TASK TO CARRY OUT — For each line in the data below that holds "placeholder", return a copy.
-------- TASK INPUT
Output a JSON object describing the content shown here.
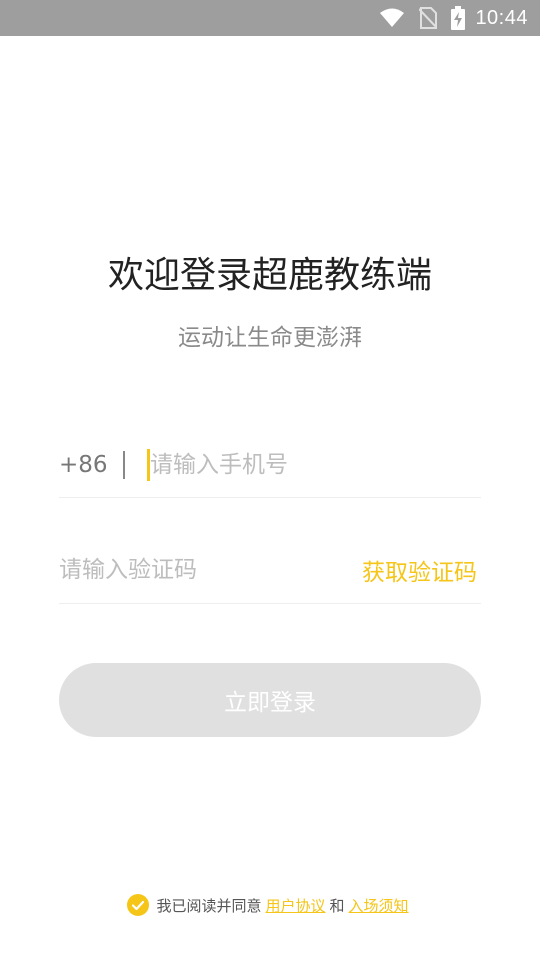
{
  "status_bar": {
    "time": "10:44",
    "icons": [
      "wifi-icon",
      "no-sim-icon",
      "battery-charging-icon"
    ]
  },
  "header": {
    "title": "欢迎登录超鹿教练端",
    "subtitle": "运动让生命更澎湃"
  },
  "phone": {
    "country_code": "+86",
    "placeholder": "请输入手机号",
    "value": ""
  },
  "code": {
    "placeholder": "请输入验证码",
    "value": "",
    "get_code_label": "获取验证码"
  },
  "login": {
    "label": "立即登录"
  },
  "agreement": {
    "checked": true,
    "prefix": "我已阅读并同意",
    "user_agreement": "用户协议",
    "and": "和",
    "entry_notice": "入场须知"
  },
  "colors": {
    "accent": "#f5c518",
    "status_bar_bg": "#9e9e9e",
    "button_disabled": "#e0e0e0",
    "placeholder": "#bdbdbd"
  }
}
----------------
RESULT —
    "placeholder": "请输入手机号",
    "placeholder": "请输入验证码",
    "placeholder": "#bdbdbd"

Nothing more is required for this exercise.